Because Mom usually does the homeschooling, dads, grandparents and children routinely get recognized on their special holidays with crafts, art, cards, special tasks, and many other “I love you” messages that get incorporated into the learning curriculum. But what about Mother’s Day? How does the one who helps make sure everyone else is honored get honored herself? Continue reading »
Easter marks the physical end of winter, as spring bursts forth with color and life from the ground. Yet for Christians, it also means the end of death, as believers celebrate the resurrection of Christ from the cross. This wonderful season of renewal is a great time to breathe new life into your homeschool, and get creative with your kids! While dyeing Easter eggs is a staple tradition for many families, there are some wonderful crafts that can make the holiday fun and memorable. Check out these suggestions for this year… Continue reading »
The season of Lent has begun! This Christian tradition begins on Ash Wednesday (March 9th, 2011) and ends on Holy Saturday (April 23, 2011) – the day before Easter Sunday. The 40 days of Lent (Sundays are not counted in the 40 days, because Sunday is the day of resurrection) reflect the 40 days that Christ was tempted in the desert, and are a time of preparation for Easter. Homeschoolers can capitalize on the season of Lent to impart the history of this Christian tradition, to inculcate faith values, and to prepare children emotionally and spiritually for the coming of Easter. Continue reading »

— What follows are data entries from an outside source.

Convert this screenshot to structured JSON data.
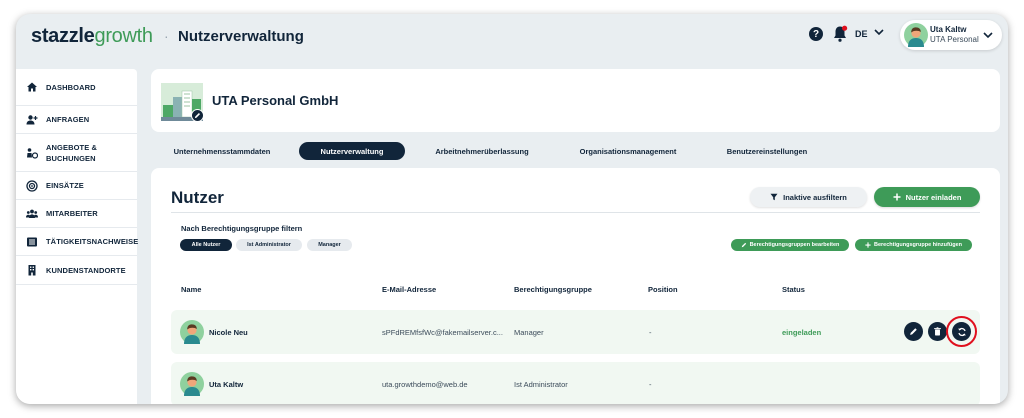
{
  "brand": {
    "bold": "stazzle",
    "light": "growth"
  },
  "header": {
    "separator": "·",
    "title": "Nutzerverwaltung",
    "help_label": "?",
    "language": "DE",
    "user": {
      "name": "Uta Kaltw",
      "company": "UTA Personal"
    }
  },
  "sidebar": {
    "items": [
      {
        "label": "DASHBOARD",
        "icon": "home-icon"
      },
      {
        "label": "ANFRAGEN",
        "icon": "add-user-icon"
      },
      {
        "label": "ANGEBOTE & BUCHUNGEN",
        "icon": "offers-icon"
      },
      {
        "label": "EINSÄTZE",
        "icon": "target-icon"
      },
      {
        "label": "MITARBEITER",
        "icon": "team-icon"
      },
      {
        "label": "TÄTIGKEITSNACHWEISE",
        "icon": "list-icon"
      },
      {
        "label": "KUNDENSTANDORTE",
        "icon": "building-icon"
      }
    ]
  },
  "company": {
    "name": "UTA Personal GmbH"
  },
  "tabs": [
    {
      "label": "Unternehmensstammdaten",
      "active": false
    },
    {
      "label": "Nutzerverwaltung",
      "active": true
    },
    {
      "label": "Arbeitnehmerüberlassung",
      "active": false
    },
    {
      "label": "Organisationsmanagement",
      "active": false
    },
    {
      "label": "Benutzereinstellungen",
      "active": false
    }
  ],
  "main": {
    "title": "Nutzer",
    "filter_inactive_label": "Inaktive ausfiltern",
    "invite_label": "Nutzer einladen",
    "group_filter_title": "Nach Berechtigungsgruppe filtern",
    "chips": [
      {
        "label": "Alle Nutzer",
        "active": true
      },
      {
        "label": "Ist Administrator",
        "active": false
      },
      {
        "label": "Manager",
        "active": false
      }
    ],
    "edit_groups_label": "Berechtigungsgruppen bearbeiten",
    "add_group_label": "Berechtigungsgruppe hinzufügen",
    "columns": [
      "Name",
      "E-Mail-Adresse",
      "Berechtigungsgruppe",
      "Position",
      "Status"
    ],
    "rows": [
      {
        "name": "Nicole Neu",
        "email": "sPFdREMfsfWc@fakemailserver.c...",
        "group": "Manager",
        "position": "-",
        "status": "eingeladen",
        "actions": true
      },
      {
        "name": "Uta Kaltw",
        "email": "uta.growthdemo@web.de",
        "group": "Ist Administrator",
        "position": "-",
        "status": "",
        "actions": false
      }
    ]
  },
  "colors": {
    "navy": "#11253a",
    "green": "#3e9b58",
    "highlight": "#e0101e",
    "background": "#e9eef1"
  }
}
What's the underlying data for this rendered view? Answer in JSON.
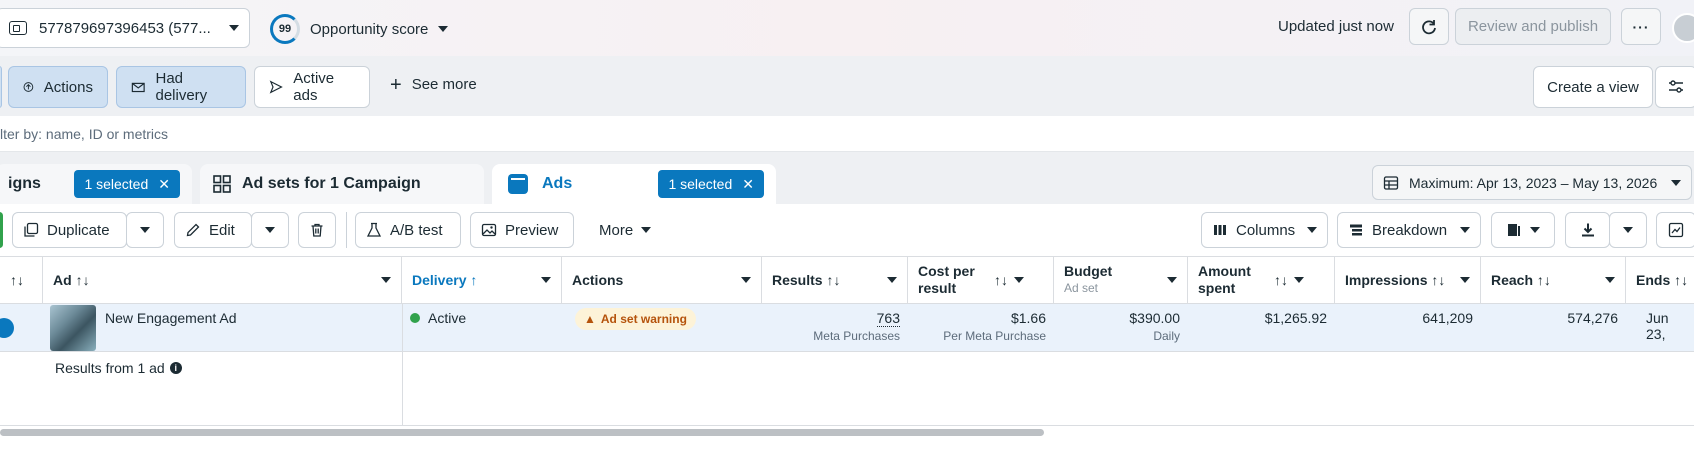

Well, a lot of people predicted it and now it’s happened. My daughter’s unschooling has led her to a dead-end job at low pay. Yup, she’s a hired hand on a farm. She didn’t tell me that she was taking the job. I found out about it when I came across a list of her chores that she’d written out. In addition to feeding the pigs, chickens, horses and cows, she has to haul water, milk the cows and even chop wood! And for all this, she only gets room and board! Continue reading »